Climbing Towers in Cote D’Ivoire
Ryan Twittey, Electrical Specialist for WFP’s Fast IT and Telecommunications Emergency and Support Team (FITTEST), was in Côte d'Ivoire during the recent conflict installing equipment needed to establish interagency communications networks. The networks established by Ryan and the team will be used to monitor the security and safety of humanitarian workers in the field.
From where I sit, doing my job I get to see some amazing views. But one slip at the wrong time and I could fall... unfortunately to my death. Every safety precaution is taken, of course, but when you’re 60 metres above the ground, climbing a tower while building it at the same time, there is always going to be a certain level of risk involved.
Let me try and paint a picture for you of my latest mission installing towers in Côte d'Ivoire.
You’re 27 metres in the air, suspended from a piece of rope, standing on a triangular tower that is only 30cm wide on each side. Sections of the tower, which have already been installed, are kept steady by guide wires which are attached to the section and the ground below. Each section is three metres high and the guide wires are installed every six metres up the tower. The last guide wire is three metres down and now there is another three metre, 60 kilogram section of tower on its way up for you to install.
The whole tower is shaking from the swinging load below. You’re hanging there hoping all the equipment used to lift this 60 kilogram section holds and the shaking doesn’t cripple the tower. You know what you need to do to make sure you stay attached to the tower but if the tower breaks, not even wings would help you.
So the section makes its 27 metre climb from the guys on the ground with you still perched on the top. You swing a bit from the section hitting the tower on the way up, but that’s normal. The guys pull the section up using a pulley you installed earlier on a pole attached to the outside of the last section. It’s installed slightly higher so you can handle the next section, manoeuvring above the last section, and put it into place.
The section finally arrives and you carefully put it into place. You bolt everything together as quickly and as tightly as possible, and then you have to climb it and get ready to install the next section. You are now six metres above the last guide wire support and, luckily, the six little bolts that you rely on for your life are holding steady...
Now you need to disconnect the pole with the pulley, and the 60 metres of rope attached to it (which can get quite heavy), and move it up above the next section. All the while still hanging and relying on your rope to support you as most of the time your hands are busy working, rather than following your instinct to hold on.

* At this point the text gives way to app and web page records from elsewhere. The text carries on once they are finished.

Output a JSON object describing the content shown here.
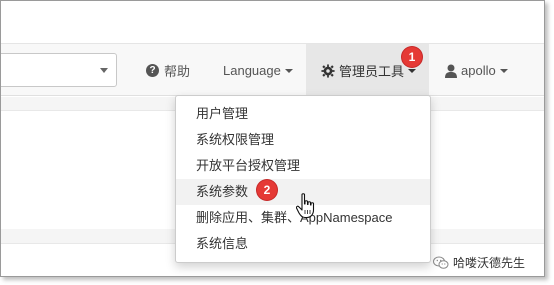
{
  "navbar": {
    "help_label": "帮助",
    "language_label": "Language",
    "admin_tools_label": "管理员工具",
    "user_label": "apollo"
  },
  "admin_menu": {
    "items": [
      {
        "label": "用户管理"
      },
      {
        "label": "系统权限管理"
      },
      {
        "label": "开放平台授权管理"
      },
      {
        "label": "系统参数"
      },
      {
        "label": "删除应用、集群、AppNamespace"
      },
      {
        "label": "系统信息"
      }
    ],
    "hovered_index": 3
  },
  "annotations": {
    "step1": "1",
    "step2": "2"
  },
  "watermark": {
    "text": "哈喽沃德先生"
  },
  "colors": {
    "badge": "#e53935",
    "navbar_bg": "#f8f8f8",
    "active_nav_bg": "#e7e7e7"
  },
  "icons": {
    "help": "question-circle-icon",
    "admin": "gear-icon",
    "user": "user-icon",
    "cursor": "hand-pointer-icon",
    "watermark": "wechat-icon"
  }
}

While you are doing this, the guys on the ground are getting the supports ready to pull up. The tower is shaking and moving with every little pump. Finally the first guide wire comes up (seems to always take forever). You attach it to the tower and hope the guys down the bottom get it tight ASAP. There are two more guide wires to go and then you feel a little safer. After you have repeated this whole process ten times, getting higher and higher, you have to then install the rest of the equipment - antennas, brackets, lights, lighting arrestors and cable.
If your guys on the ground are quick, you will be up the tower hanging from your rope and uncomfortable harness for at least 14 hours. Hopefully by the end of a couple of days, if you have that much time, you have your tower up and antennas with cables ready to be used for the inter-agency radio room.
This is what we did in Man and Bouake in Côte d'Ivoire. The country is just coming out of conflict and the villages around the place are still empty. Many people are still living in the jungle because they are afraid the fighting will start again and they are too scared to return to the towns.
So this is part of my job here in Côte d'Ivoire. Once the rest of my job is complete, it will mean that the Emergency Telecommunications Cluster (ETC) radio rooms will be up and running. The installation in Man is now complete and I’m half way through Bouake.
UN agencies and NGOs in these towns will then have a radio network for security in the field. They will use this network to report back to base, with location and situation information, and be in constant contact with their colleagues. The towers and equipment we put in place will provide the coverage needed to achieve this.